Aaron Hernandez associate doesn’t contest extradition

Florida man will return to Mass.

Ernest Wallace.
Broward County Sheriff's Office/AP
Ernest Wallace.

A Florida man embroiled in the murder case against former New England Patriots player Aaron Hernandez on Monday waived his right to contest extradition to Massachusetts, according to an assistant for the Broward County judge who presided at the hearing in South Florida.

Ernest Wallace, 41, of Miramar, Fla., appeared before Judge John Hurley, who accepted Wallace’s extradition waiver, clearing the way for Wallace to be returned to Massachusetts to face a charge of accessory after the fact to murder.

He is expected to be arraigned in Attleboro District Court by the end of the week, according to a spokesperson for Bristol District Attorney C. Samuel Sutter.


Wallace turned himself in Friday at a Florida police station after seeing news reports that said authorities considered him to be armed and dangerous and were looking for him in connection with the Hernandez case.

Get Fast Forward in your inbox:
Forget yesterday's news. Get what you need today in this early-morning email.
Thank you for signing up! Sign up for more newsletters here

Hernandez, 23, a once-promising NFL tight end, is charged with weapons violations and first-degree murder in the execution-style slaying of Odin L. Lloyd of Dorchester, who was found dead June 17 in a North Attleborough industrial park near Hernandez’s home.

Hernandez has pleaded not guilty to all charges and is being held without bail at the Bristol County Jail. Sheriff Thomas M. Hodgson said Monday that Hernandez is “acclimating very well . . . he does not appear to be nervous.”

Authorities at the jail Monday reviewed Hernandez’s classification as a prisoner, and gave him some access to common areas in his unit when they are vacant, said Hodgson. Hernandez is not permitted to have direct contact with other prisoners,, Hodgson said. His status will be reviewed again in a week.

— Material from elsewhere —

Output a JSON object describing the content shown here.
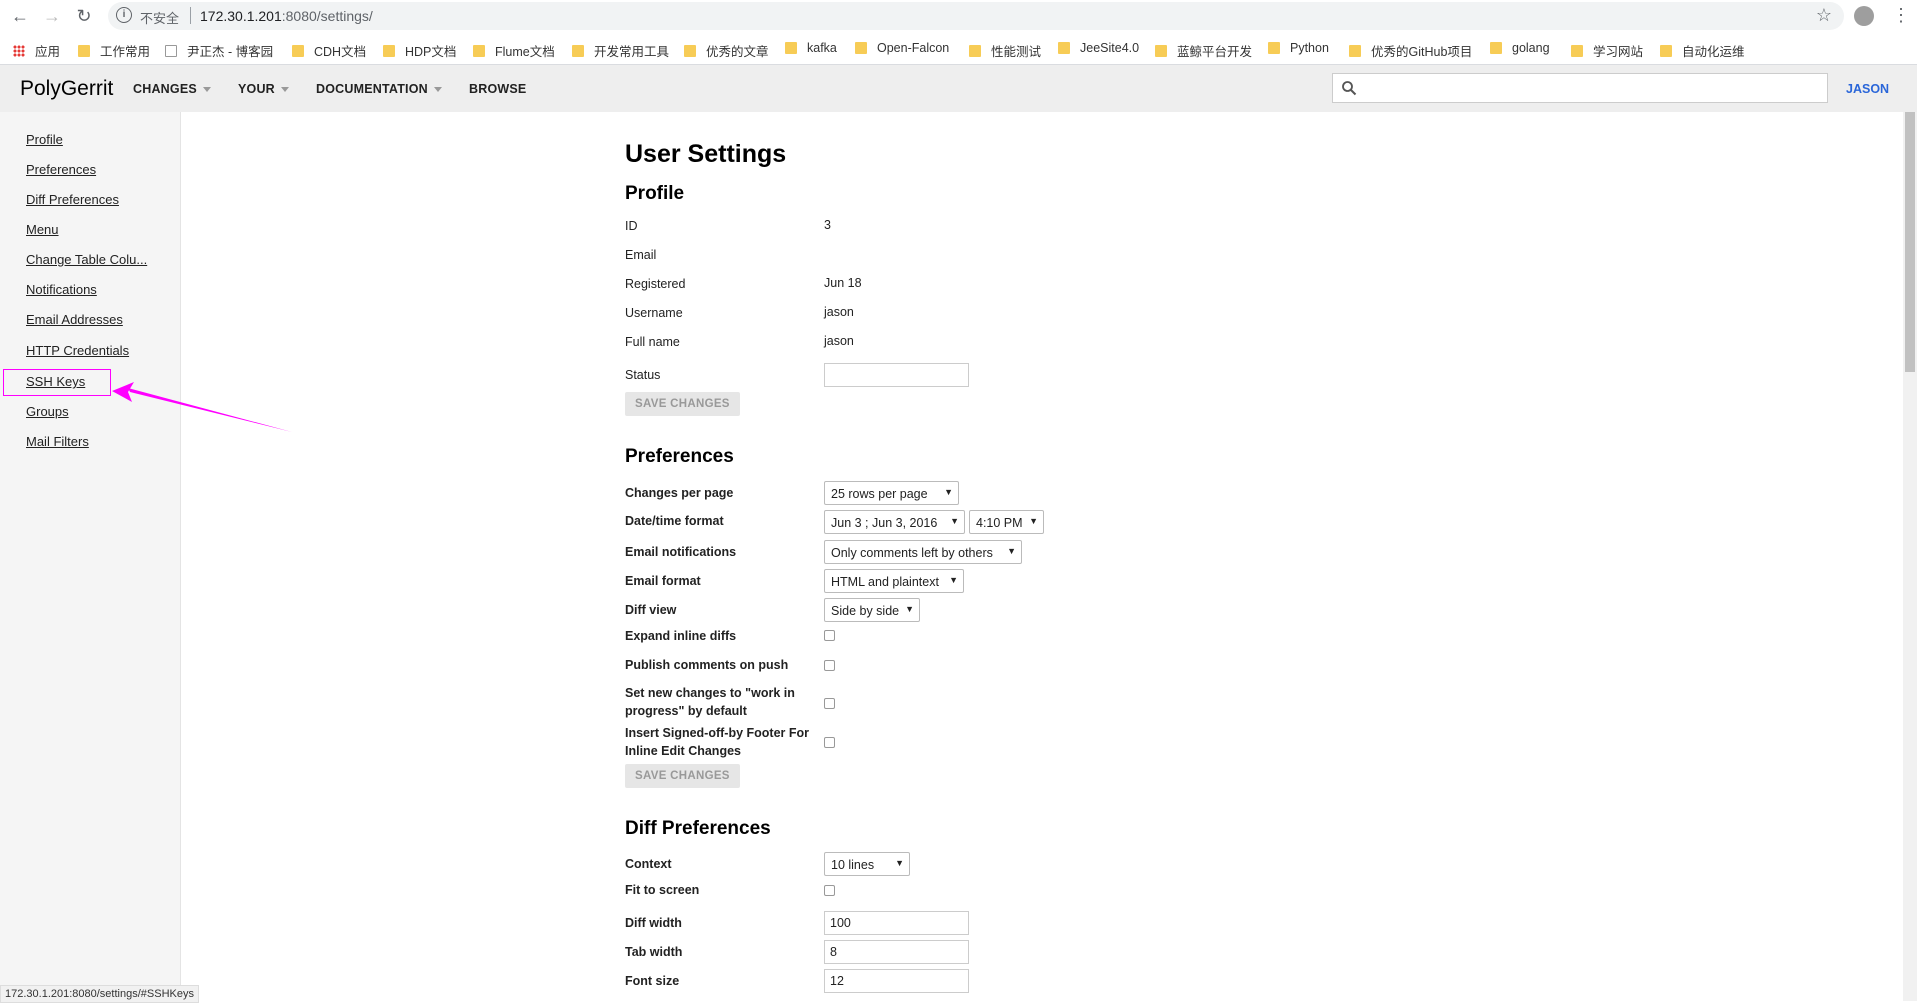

Officers at the prison reviewed Hernandez’s tattoos for evidence of gang ties, as is customary with incoming prisoners, Hodgson said. He would not reveal what the review found.


Prosecutors say they can link Hernandez to Lloyd’s killing through video footage from a number of security cameras, including from Hernandez’s home protection system, which allegedly shows the former Patriot and two other men, believed to be Wallace and Carlos Ortiz, 27, of Bristol, Conn., picking up Lloyd in Dorchester early June 17 in a rented car, and then driving into the industrial park about an hour later. Lloyd’s body was discovered by a jogger later that day in a secluded section of the industrial park, officials said. He had been shot five times.

Hernandez is also being investigated for a July 2012 double-homicide in Boston’s South End, in which two men died in a drive-by shooting, law enforcement officials have told the Globe. And he is being sued in federal court in Florida by a Connecticut man who claims Hernandez shot him in the face in February after an argument at a Miami strip club. Hernandez had not yet filed a response to the lawsuit on Monday.

Ortiz pleaded not guilty last week to illegally possessing a weapon in North Attleborough and is being held without bail pending a hearing July 9. His lawyer, John Connors, Monday said he could not comment on the case. Wallace’s lawyer, David Meier, could not be reached for comment.

Mark Arsenault can be reached at Follow him on Twitter @bostonglobemark.